  • JAS and CLO contributed equally.

  • Contributors Research idea and study design: MB, JBH, RCW; data acquisition: CLO; data analysis/interpretation: JAS, CLO, MB; statistical analysis: JAS, KS, JS; supervision or mentorship: MB. Each author contributed important intellectual content during manuscript drafting or revision, accepts personal accountability for the author’s own contributions, and agrees to ensure that questions pertaining to the accuracy or integrity of any portion of the work are appropriately investigated and resolved.

  • Funding MB received funding from R01 DK100449. MB received funding from the Michigan Institute for Clinical & Health Research (MICHR) of the University of Michigan (grant UL1TR002240). RCW was supported by the National Institutes of Health (grants R01 DK46073 and R01 DK102643). JBH is supported by National Institutes of Health (grants UG3 DK114907 and R01 DK118431). This work was additionally supported by P30 DK081943 (University of Michigan George M. O'Brien Kidney Center). The funders and institution did not have any role in study design; collection, analysis, and interpretation of data; writing the report; and the decision to submit the report for publication.

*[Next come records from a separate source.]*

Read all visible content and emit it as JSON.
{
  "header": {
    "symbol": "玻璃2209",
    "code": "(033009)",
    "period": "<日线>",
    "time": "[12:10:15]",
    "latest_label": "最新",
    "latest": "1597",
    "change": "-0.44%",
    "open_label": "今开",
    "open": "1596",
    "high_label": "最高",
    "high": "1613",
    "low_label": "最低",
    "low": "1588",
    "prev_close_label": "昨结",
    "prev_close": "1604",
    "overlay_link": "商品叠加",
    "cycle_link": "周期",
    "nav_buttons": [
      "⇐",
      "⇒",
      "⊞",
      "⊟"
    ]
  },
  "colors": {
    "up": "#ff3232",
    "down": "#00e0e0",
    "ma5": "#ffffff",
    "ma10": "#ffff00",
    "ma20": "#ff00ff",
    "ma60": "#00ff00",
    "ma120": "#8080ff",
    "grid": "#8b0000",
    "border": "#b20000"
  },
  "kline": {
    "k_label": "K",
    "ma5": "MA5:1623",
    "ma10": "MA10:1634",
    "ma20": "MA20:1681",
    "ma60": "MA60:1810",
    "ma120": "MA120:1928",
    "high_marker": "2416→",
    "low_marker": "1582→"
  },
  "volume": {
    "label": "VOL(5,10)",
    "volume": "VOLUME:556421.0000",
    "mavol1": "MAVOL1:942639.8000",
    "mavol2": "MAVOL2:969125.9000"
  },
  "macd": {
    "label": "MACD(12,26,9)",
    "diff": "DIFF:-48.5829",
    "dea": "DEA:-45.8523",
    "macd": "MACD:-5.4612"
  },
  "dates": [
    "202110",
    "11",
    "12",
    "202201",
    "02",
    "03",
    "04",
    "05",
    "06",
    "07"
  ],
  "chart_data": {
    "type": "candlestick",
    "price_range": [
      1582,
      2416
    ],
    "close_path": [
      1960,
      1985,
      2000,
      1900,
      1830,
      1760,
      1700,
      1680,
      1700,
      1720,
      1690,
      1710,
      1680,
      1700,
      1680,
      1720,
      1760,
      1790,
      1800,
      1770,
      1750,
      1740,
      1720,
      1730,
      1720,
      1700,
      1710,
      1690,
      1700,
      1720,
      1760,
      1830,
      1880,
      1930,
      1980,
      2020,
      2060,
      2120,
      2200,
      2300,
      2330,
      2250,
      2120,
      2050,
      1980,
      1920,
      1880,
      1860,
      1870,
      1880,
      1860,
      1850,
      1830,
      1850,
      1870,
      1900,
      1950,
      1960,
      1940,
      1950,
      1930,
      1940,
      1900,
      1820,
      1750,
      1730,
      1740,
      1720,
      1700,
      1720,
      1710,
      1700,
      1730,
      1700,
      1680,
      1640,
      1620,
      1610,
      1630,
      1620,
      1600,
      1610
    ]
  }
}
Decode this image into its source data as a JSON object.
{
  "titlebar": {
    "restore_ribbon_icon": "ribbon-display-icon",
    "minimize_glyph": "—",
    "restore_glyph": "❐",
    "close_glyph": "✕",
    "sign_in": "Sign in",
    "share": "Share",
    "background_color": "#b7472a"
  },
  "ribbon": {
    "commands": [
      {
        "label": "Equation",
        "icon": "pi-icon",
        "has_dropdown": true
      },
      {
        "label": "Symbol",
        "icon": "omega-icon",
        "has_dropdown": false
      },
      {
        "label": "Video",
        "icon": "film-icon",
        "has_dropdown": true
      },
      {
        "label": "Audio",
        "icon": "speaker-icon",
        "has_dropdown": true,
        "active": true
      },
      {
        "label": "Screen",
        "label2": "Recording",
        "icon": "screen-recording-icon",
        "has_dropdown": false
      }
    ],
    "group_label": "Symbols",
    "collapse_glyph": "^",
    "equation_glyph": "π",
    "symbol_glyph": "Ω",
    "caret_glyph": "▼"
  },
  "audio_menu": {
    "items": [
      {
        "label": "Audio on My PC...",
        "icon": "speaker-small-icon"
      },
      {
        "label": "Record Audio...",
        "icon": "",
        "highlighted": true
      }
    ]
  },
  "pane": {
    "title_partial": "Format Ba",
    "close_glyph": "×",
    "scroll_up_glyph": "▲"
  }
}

  • Competing interests None declared.

  • Provenance and peer review Not commissioned; externally peer reviewed.

  • Supplemental material This content has been supplied by the author(s). It has not been vetted by BMJ Publishing Group Limited (BMJ) and may not have been peer-reviewed. Any opinions or recommendations discussed are solely those of the author(s) and are not endorsed by BMJ. BMJ disclaims all liability and responsibility arising from any reliance placed on the content. Where the content includes any translated material, BMJ does not warrant the accuracy and reliability of the translations (including but not limited to local regulations, clinical guidelines, terminology, drug names and drug dosages), and is not responsible for any error and/or omissions arising from translation and adaptation or otherwise.